*TASK PROMPT*:
In the records below, find each line containing the word "title" and copy it.

--- DATASET EXTRACT Enclosed Below ---

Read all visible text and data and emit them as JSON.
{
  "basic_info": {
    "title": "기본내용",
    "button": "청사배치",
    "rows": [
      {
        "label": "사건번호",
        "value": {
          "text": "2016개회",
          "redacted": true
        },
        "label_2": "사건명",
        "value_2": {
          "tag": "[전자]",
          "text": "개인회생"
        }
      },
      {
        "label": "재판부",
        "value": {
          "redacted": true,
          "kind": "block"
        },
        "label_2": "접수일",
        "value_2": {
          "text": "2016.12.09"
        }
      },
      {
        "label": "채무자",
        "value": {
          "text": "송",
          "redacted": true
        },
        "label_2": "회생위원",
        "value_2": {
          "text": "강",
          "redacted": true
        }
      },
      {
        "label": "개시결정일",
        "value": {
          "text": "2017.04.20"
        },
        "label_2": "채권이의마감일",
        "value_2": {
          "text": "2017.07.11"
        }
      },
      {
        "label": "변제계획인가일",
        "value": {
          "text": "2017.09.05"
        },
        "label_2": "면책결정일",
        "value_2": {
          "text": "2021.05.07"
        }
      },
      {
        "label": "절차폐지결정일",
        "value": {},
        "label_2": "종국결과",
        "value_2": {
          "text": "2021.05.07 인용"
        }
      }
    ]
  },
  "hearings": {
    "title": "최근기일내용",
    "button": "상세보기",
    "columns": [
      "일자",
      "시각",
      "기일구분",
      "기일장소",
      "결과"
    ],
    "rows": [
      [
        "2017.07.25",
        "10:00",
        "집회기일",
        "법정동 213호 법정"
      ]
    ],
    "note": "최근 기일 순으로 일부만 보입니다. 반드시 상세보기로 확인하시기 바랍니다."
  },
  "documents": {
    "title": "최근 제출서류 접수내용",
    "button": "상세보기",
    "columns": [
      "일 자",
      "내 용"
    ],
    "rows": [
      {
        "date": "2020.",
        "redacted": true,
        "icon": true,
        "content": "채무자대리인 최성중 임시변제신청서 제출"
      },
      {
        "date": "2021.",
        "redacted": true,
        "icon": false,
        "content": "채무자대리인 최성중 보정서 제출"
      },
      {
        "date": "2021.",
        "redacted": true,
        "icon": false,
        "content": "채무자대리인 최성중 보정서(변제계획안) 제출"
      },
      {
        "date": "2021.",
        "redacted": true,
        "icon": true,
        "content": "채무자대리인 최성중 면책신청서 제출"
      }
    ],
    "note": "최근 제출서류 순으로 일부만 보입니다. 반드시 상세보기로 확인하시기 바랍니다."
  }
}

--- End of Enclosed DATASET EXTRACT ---

*REPLY*:
    "title": "기본내용",
    "title": "최근기일내용",
    "title": "최근 제출서류 접수내용",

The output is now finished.